If you want to start and run a Massachusetts limited liability company (LLC), you'll need to prepare and file various documents with the state. This article covers the initial filing and the most important ongoing reporting and state tax filing requirements for Massachusetts LLCs.
The first essential state filing for any Massachusetts LLC is the certificate of organization. You must file the certificate of organization with the Corporations Division of the Secretary of the Commonwealth in order to create your LLC. The certificate is a fairly simple document where you provide the name and official street address of your new LLC, the name and address of the LLC's registered agent, a brief statement of the LLC's purpose or character, and a few other basic details.
The Corporations Division has a blank certificate of organization form available on its website. The form is in PDF format and you can type in the required information on your computer (you will have to print it out in order to sign it). The current filing fee for the certificate of organization is $500 by mail and $520 for online filing.
Note: Before filing, you should make sure the name you want for your LLC isn't already taken by someone else. The first place to check is the Corporation Division's website, where you can do a search for reserved business names. You also can find out more about checking business name availability in the Business Name, Location & Licenses section of the Nolo website. For a fee of $30, you can reserve a name for an initial 60 days by filing an Application for Reservation of Name with the Corporations Division. You can also extend the reservation for another 60 days if you pay any additional $30 fee before the original reservation expires.
The State of Massachusetts requires you to file an annual report for your LLC. You can mail in the report or complete it online at the Corporations Division website. You'll need a customer ID number and PIN to access the online form. Only a few pieces of information, such as the LLC's official name, the location of its principal office, and the name and street address of the resident agent, are required to complete the report.
The annual report must be filed each year on or before the anniversary date of the filing of the original certificate of organization. The annual report filing fee for a Massachusetts LLC is $500.
When it comes to income taxes, most LLCs are so-called pass-through tax entities. In other words, the responsibility for paying federal income taxes passes through the LLC itself and falls on the individual LLC members. By default, LLCs themselves do not pay income taxes, only their members do. Some states impose a separate tax or fee on LLCs for the privilege of doing business in the state. Massachusetts, though, is not one of those states.
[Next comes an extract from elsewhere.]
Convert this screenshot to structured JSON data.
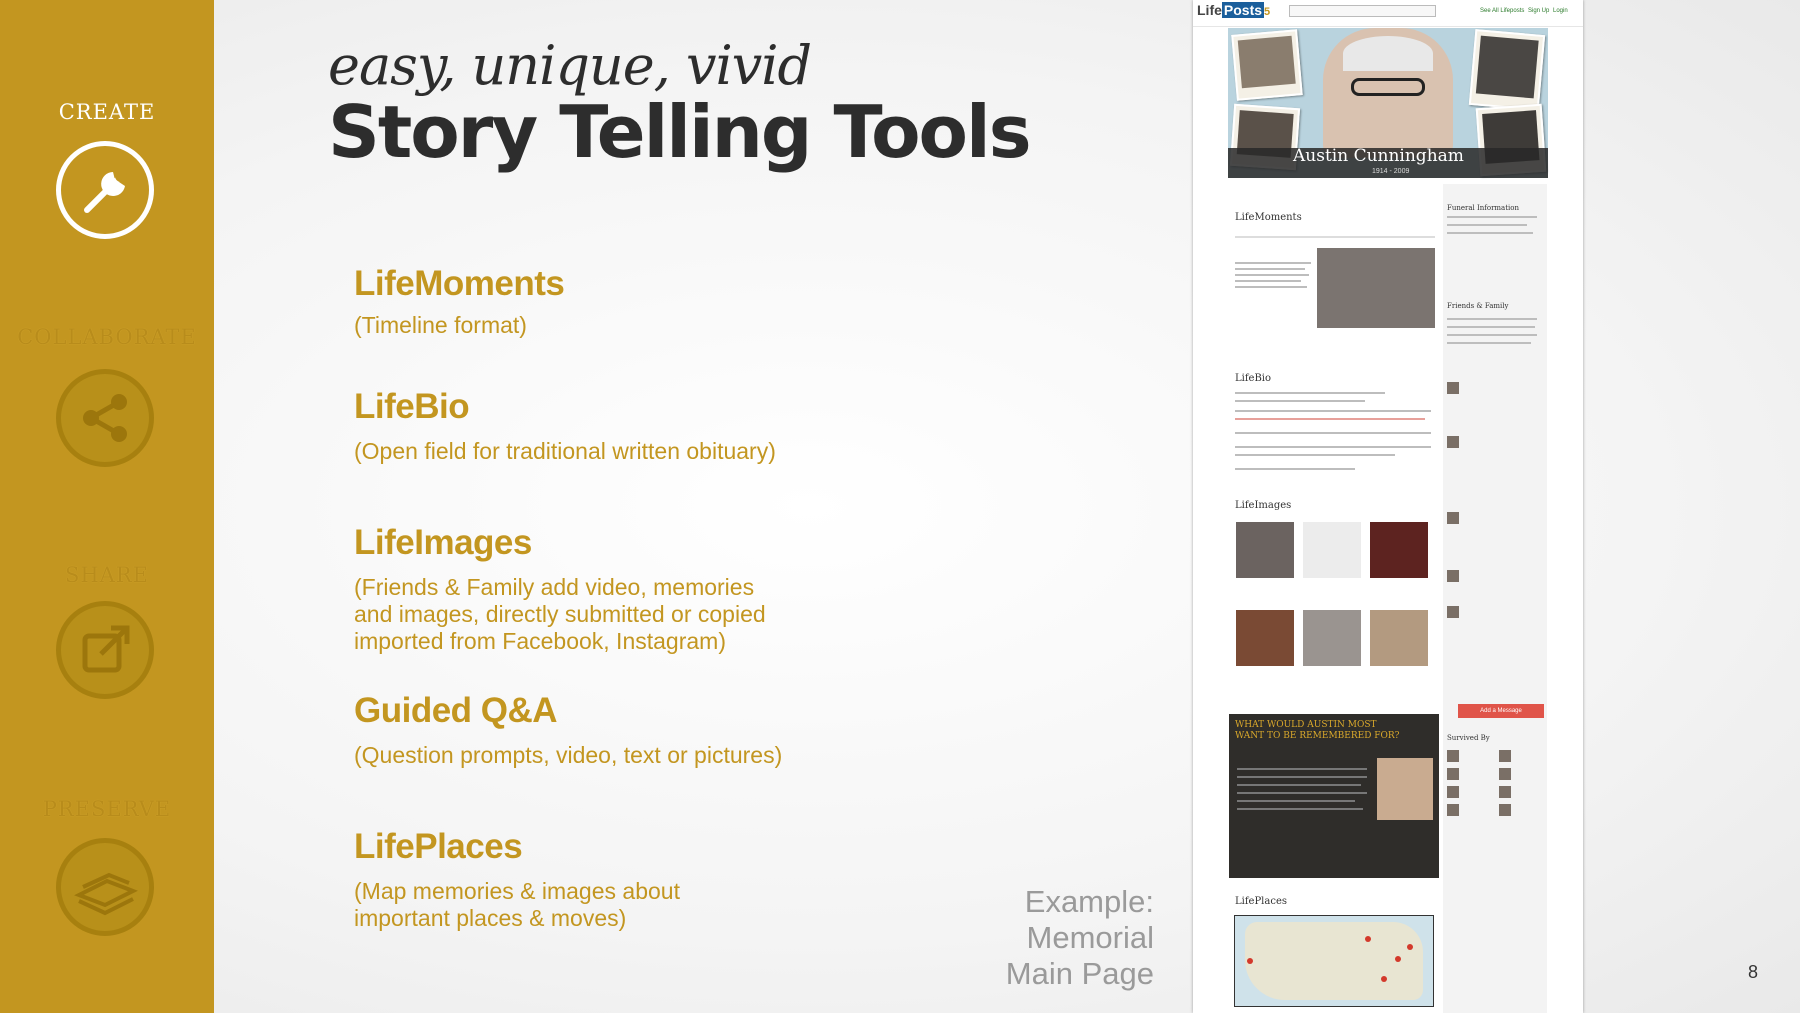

However, in some cases, the owners of an LLC choose to have their business treated like a corporation for tax purposes. This choice is made by filing IRS Form 2553 with the IRS. (See the IRS website for the form.) Unlike the default pass-through tax situation, when an LLC elects to be taxed as a corporation, the company itself must file a separate tax return. The State of Massachusetts, like almost every other state, has a corporation income tax. In Massachusetts, the tax generally is calculated based on taxable tangible property plus 8% of income attributable to Massachusetts sources, or else a minimum tax of $456. If your LLC is taxed as a corporation you'll need to pay the corporation income tax. The state's corporation tax return (Form 355) is filed with the Massachusetts Department of Revenue (DOR). For more details, check Nolo’s article, 50-State Guide to Business Income Tax, or the DOR website.
Does your LLC have employees? If so, you'll need to pay employer taxes. Some of these taxes are paid to the federal government (the IRS) and are not covered here. (But note that federal employer tax obligations start with obtaining a federal employer identification number (EIN).) However, Massachusetts employers also must pay taxes to the state.
First, you'll need to withhold and pay employee income taxes. The DOR website has details on how to register your LLC and pay these taxes. Employers must register online. Once you've registered, you'll need to file income tax withholding on a periodic basis (typically quarterly or monthly) using the appropriate version of Form M-941.
In addition, you'll probably need to register online with the Massachusetts Department of Unemployment Assistance (DUA) and then make quarterly unemployment insurance (UI) contributions to the DUA using the UI Online system. Check the website for the Office of Labor and Workforce Development for more details.
If your LLC will sell goods to customers in Massachusetts (you are a so-called sales tax vendor), you will need to collect and pay sales tax. This means you'll have to register for this purpose with Department of Revenue and then make annual sales tax payments. First, register online on the DOR website. After you've registered, you'll be issued a Sales and Use Tax Registration Certificate (Form ST-1) for each of your business locations. Then, each year, you'll have to file a state sales tax return. You can do the return online using the WebFile system if your business is registered with the DOR. Otherwise, you can download Form ST-10 from the DOR website.
If you will be doing business in states other than Massachusetts, you may need to register your LLC in some or all of those states. Whether you're required to register will depend on the specific states involved: each state has its own rules for what constitutes doing business and whether registration is necessary. Often activities such as having a physical presence (a business location) in a state, hiring employees in a state, or soliciting business in a state (such as by telephone, print ads, mail, or the Internet) will be considered doing business for registration purposes. Registration usually involves obtaining a certificate of authority or similar document.
For more information on the requirements for forming and operating an LLC in Massachusetts, see Nolo’s article,50-State Guide to Forming an LLC, and other articles on LLCs in the LLC section of the Nolo website.